And with the children back in school, the booked-to-the-minute fun of Labor Day weekend behind us, it’s time to get out there and take a hike. Though many local trails were temporarily closed in August due to the Beaver Creek Fire, right now, local hiking is at its peak.

The Hemingway Memorial is a beautiful tribute to the author and a gateway to terrific local hikes

The Hemingway Memorial is a beautiful tribute to the author and a gateway to terrific local hikes

Whether you have lived in Sun Valley your entire life or are just visiting for the weekend, a great place to start a September hike is at the Hemingway Memorial just east of the Sun Valley Lodge on Trail Creek Road. The memorial features a likeness of the legendary writer who completed For Whom the Bell Tolls in suite 206 at the Lodge, and is tucked beneath shady trees on the banks of Trail Creek. Stone benches in the shape of a half moon offer a place to sit and reflect on the inscription that reminds Hemingway is laid to rest in the Ketchum Cemetery:

Best of all he loved the fall
The leaves yellow on the cottonwoods
Leaves floating on the trout streams
And above the hills
The high blue windless skies
Now he will be a part of them forever.

From this very unique, and very nearby, trailhead, miles of beautiful single track wend through Proctor Mountain. For the novice, gentle walks lead along the creek and east. Craving more vertical? Numerous trails climb to the saddle of Proctor, offering fantastic views in every direction, including one of the best ones around of Baldy. If you’re up for a challenge, the Ruud Mountain trail cuts steeply right to the more traditional Proctor Mountain trails, leading to, and beyond, one of the first chairlifts in the world.

Bald Mountain in the warmer months offers stunning vistas and great exercise to those on foot

Bald Mountain in the warmer months offers stunning vistas and great exercise to those on foot

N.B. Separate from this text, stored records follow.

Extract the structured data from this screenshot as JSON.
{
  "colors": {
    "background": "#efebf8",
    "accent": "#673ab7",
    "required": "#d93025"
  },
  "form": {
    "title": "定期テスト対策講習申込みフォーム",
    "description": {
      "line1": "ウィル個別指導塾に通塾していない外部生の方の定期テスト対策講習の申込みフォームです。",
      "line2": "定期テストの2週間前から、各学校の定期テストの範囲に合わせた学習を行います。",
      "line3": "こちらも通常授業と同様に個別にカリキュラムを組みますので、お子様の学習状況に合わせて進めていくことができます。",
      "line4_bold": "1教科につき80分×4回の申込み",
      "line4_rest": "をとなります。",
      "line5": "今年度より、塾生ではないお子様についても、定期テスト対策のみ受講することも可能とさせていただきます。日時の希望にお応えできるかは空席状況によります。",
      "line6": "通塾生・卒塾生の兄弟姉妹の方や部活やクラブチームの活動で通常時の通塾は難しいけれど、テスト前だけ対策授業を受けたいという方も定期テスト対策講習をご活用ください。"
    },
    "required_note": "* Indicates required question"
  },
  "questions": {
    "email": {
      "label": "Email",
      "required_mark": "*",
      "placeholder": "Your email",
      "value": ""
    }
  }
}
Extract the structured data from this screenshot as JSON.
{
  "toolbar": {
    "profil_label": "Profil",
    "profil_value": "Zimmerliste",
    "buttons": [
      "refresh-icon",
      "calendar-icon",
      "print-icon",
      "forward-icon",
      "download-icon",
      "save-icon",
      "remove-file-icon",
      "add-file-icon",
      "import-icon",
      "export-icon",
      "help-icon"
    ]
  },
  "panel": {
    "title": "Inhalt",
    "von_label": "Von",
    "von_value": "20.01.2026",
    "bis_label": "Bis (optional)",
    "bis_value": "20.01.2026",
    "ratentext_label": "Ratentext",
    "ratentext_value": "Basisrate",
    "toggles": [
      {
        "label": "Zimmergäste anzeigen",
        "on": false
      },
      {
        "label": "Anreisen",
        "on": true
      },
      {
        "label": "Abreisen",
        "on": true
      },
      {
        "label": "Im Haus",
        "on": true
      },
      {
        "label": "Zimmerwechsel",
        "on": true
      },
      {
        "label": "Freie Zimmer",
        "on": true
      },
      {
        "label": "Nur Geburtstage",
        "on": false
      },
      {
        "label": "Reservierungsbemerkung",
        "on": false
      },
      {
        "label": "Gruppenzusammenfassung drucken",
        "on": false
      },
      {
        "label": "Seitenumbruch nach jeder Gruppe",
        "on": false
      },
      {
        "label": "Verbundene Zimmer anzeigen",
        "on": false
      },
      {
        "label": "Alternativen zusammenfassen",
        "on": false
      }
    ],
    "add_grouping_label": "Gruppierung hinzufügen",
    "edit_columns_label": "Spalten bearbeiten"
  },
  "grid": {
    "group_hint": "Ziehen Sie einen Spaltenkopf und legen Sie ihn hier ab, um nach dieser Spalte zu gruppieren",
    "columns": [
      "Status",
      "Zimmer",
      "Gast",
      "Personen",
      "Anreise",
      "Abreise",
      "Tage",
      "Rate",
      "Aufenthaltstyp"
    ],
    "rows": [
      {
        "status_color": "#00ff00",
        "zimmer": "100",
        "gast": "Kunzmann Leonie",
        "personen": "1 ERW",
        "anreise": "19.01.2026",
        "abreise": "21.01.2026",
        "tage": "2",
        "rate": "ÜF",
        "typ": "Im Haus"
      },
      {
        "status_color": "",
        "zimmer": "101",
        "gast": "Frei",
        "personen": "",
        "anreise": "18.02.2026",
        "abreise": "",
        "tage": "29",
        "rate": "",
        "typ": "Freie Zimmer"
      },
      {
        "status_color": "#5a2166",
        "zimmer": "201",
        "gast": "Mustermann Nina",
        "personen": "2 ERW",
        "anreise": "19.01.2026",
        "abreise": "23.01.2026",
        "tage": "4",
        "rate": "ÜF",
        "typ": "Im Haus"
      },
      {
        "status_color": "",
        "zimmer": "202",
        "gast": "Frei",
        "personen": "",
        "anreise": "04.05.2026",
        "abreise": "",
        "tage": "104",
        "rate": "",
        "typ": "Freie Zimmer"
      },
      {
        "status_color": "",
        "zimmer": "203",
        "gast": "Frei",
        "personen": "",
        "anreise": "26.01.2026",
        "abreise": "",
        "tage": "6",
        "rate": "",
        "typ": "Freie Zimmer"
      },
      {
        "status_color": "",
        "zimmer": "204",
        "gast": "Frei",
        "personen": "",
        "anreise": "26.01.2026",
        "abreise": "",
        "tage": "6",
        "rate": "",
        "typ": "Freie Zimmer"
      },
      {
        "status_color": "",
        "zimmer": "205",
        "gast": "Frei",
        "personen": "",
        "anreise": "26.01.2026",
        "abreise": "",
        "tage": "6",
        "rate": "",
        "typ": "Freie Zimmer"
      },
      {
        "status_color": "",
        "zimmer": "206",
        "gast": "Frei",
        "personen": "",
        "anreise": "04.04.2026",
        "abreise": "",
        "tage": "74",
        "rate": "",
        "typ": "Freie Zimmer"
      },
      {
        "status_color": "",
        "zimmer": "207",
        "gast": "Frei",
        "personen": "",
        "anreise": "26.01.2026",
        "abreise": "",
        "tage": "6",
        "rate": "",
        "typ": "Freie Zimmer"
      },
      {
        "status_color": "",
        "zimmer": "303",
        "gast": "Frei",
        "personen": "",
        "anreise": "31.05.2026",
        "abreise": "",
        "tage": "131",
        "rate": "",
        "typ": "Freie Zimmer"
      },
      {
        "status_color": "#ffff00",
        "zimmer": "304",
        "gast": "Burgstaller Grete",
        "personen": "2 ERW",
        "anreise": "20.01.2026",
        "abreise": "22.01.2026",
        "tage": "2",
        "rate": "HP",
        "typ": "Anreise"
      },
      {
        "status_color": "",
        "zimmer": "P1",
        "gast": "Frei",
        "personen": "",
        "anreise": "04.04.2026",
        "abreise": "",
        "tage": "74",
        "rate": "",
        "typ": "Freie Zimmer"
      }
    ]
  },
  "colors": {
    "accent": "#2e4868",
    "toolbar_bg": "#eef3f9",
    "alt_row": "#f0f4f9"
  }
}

Also “in town” are popular hiking and biking trails near the White Clouds golf course across from Sun Valley Resort. Don’t forget Bald Mountain offers a great cardiac workout, terrific views and the possibility of a fabulous lunch to reward you for your efforts. Start at the River Run side of the hill and bear right to the Bald Mountain Trail. This leads, in switchbacks, both to the Roundhouse Restaurant (offering a fabulous barbecue deck lunch through September 8), and all the way to the summit. If you want to channel your inner local, head straight up the Warm Springs or River Run ski runs to the top. It’s an unbeatable workout and who knows, maybe you will want to take the Baldy Hill Climb later this month.

Slightly further afield, but still a very short drive from town, the Adams Gulch trailhead just north of Ketchum provides many trail options for hiking and mountain biking, as do Chocolate Gulch and Fox Creek. To the east, a hike to the historic Pioneer Cabin (there are three different routes up) is one of the most beautiful in the area. In the fall, this very popular hike is more lightly traveled and it is the perfect time to go.

The walk up to Pioneer Cabin is beautiful, but the real pay out is cresting the final ridge

The walk up to Pioneer Cabin is beautiful, but the real payout is cresting the final ridge

For all these hikes, remember, even if the trailhead is right up the street, you are in altitude and the autumn weather can be variable so be prepared. Bring plenty of water and a light rain shell, layers, wear comfortable sturdy shoes, bring a snack or lunch and sunscreen is a must.

For a full list of current trail conditions, please click HERE.

September is the most beautiful hiking month in the Wood River Valley, at least by my account. Take some time for yourself, get out there and hit the trails!